The best Side of whole foods cleanse
Odds are that you've most likely heard of clean eating at least once or twice before. Maybe your brushed it off as some new fashion or maybe it attracted you. I mean, what is clean eating, anyway? And, if there's "clean eating," does that mean there's "filthy eating?"
WHAT IS CLEAN EATING?
The significant key to understand about eating clean for beginners is that it's more of a lifestyle than a "diet." By that, I mean eating clean isn't a get skinny immediate kind of thing. Instead, it's a way to approach how you eat and what you put in your body. Clean eating involves choosing whole foods, avoiding processed foods, and creating a healthy, conscientious approach to what foods you eat. Making the choice to eat clean is to remove unnecessary fats, sugars, and carbs from your diet. It's about making better, more nutritious choices for your body. It's also about refusing to continue to put junk in your body. "Junk," in this context, includes processed foods, artificial flavors and sugars, foods with lots of salt and high in saturated fat, refined foods, and other foods that don't provide you with nutritional value.

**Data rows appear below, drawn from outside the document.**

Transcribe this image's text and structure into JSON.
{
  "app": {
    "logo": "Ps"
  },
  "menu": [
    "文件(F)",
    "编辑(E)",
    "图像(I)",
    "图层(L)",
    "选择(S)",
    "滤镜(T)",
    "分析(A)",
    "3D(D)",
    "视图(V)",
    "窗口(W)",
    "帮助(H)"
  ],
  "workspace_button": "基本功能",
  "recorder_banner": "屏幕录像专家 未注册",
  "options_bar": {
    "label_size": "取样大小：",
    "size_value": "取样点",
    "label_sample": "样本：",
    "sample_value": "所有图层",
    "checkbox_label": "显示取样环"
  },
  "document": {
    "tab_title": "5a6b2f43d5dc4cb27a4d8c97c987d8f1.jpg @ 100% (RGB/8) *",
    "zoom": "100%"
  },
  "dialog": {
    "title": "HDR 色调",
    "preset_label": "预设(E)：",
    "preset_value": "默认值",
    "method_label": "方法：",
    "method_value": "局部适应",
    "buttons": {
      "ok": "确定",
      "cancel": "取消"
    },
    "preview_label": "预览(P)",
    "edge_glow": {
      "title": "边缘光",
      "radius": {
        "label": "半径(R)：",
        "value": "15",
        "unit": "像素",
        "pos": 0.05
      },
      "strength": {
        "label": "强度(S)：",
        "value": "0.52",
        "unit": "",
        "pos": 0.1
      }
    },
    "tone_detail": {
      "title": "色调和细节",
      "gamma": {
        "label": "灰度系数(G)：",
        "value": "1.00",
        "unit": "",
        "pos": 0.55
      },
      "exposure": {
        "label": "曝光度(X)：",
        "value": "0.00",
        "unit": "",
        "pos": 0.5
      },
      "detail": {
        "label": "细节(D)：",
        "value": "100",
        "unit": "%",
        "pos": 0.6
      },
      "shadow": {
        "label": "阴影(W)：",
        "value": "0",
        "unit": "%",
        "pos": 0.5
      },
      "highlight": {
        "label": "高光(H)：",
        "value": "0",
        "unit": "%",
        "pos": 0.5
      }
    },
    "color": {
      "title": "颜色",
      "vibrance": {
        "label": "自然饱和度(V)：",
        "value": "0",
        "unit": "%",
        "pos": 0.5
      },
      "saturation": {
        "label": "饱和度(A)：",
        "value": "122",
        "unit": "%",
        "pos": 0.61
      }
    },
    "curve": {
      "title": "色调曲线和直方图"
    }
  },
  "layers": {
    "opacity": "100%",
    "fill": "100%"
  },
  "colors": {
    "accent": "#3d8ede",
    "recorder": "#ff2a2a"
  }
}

The trendiness of better for you foods philosophies-- for example, eating more plants and locally sourced foods-- has undoubtedly made us more conscious of what we're putting on our plates. It's also made reading labels at the market into a game of food forensics-- does that "approved organic" stamp promise a food is nutritious? Why doesn't your container of kale chips have a "certified vegan" stamp? How do you know if a food is locally produced? Ethically produced?
Clean food started to get favored back in the mid-1990s. Grocery chains were starting to "clean up" store brand ingredient lists by removing chemical ingredients and weird sounding names.
Back then, this move was considered controversial, because it involved doing away with added nutrients, listed by their technical, non-household names (like pantothenic acid, a B vitamin), as well as eliminating preservatives, which meant short shelf lives (e.g., would consumers really want bread that gets moldy or hard within a few days?).
This was an idea whose time had come. Consumers were starting to keep an eye on how foods were created, and what they were made of, health food stores were attracting more and more users, and many natural food stores and farmer's markets experienced remarkable 4-year growth of 544% between 1989 and 1993, making it one of the speediest growing sectors in America.
Today, two decades down check here the road, clean eating, or eating clean, is a major movement, stimulated by people from all walks of life who want to feel good about what they're putting in their bodies.
When we asked our readers "What does clean and healthy eating mean to you?" we received a variety of replies, from simply "eating fresh fruits and veggies," to "not eating anything counterfeit."
Throughout the years, my own ideas of what it means to eat clean have evolved dramatically, here's my current take on what this philosophy (which I'm a huge fan of):
Eat foods that are minimally processed.
This one is pretty easy-- instead of a carrot cake, eat a carrot and some nuts! The primary principle of eating clean is to replace highly processed foods with fresh and natural foods. To me, this means foods that haven't had anything added to them, and haven't had anything valuable taken away.
So, even if you're not thriving quinoa in your back yard, you can buy this whole grain in the bulk section of your market, or in a box, where the only ingredient is quinoa, and only quinoa. That's a far cry from a refined grain, that's been stripped of its fiber-rich bran (outer skin) and healthful germ (the inner part that sprouts into a new plant), bleached, and adulterated with preservatives.
Let ingredients guide you.
I don't think it's pragmatic to never eat anything that comes out of a box, jar, or bag , but when you do, the primary thing a clean eater looks at is the ingredient list and the nutritional label. Reading it is the only way to really know what's in your food, and choose foods that are as close to their natural state as possible.
FoodSniffr.com is among my favorite apps as they do all this heavy-lifting for you.
I got one of my cherished brands, which are made with: organic buckwheat and rice, organic whole quinoa, organic pumpkin and chia seeds, organic brown flax seeds, organic brown sesame seeds, organic poppy seeds, filtered water, sea salt, organic black pepper, organic herbs-- all "real" and recognizable ingredients; a list that just about reads like a recipe I could recreate in my own kitchen.
They will highlight what they call as the good, the bad and the ugly in various grocery foods. They can also tell you if the product is gluten free, lactose free, corn free etc; if it has GMOs, or is high sugar, high salt etc. The biggest plus for me though is learning about the unsavory ingredients in my favorite products - msg, TBHQ and other weird names that I had ignored in the past - but realize now how harmful they are to my health.
Bingo! Clean eating is about paying attention to quality first, and not letting terms like zero trans fat, low sodium, or sugar free fool you into thinking that a processed food is healthy.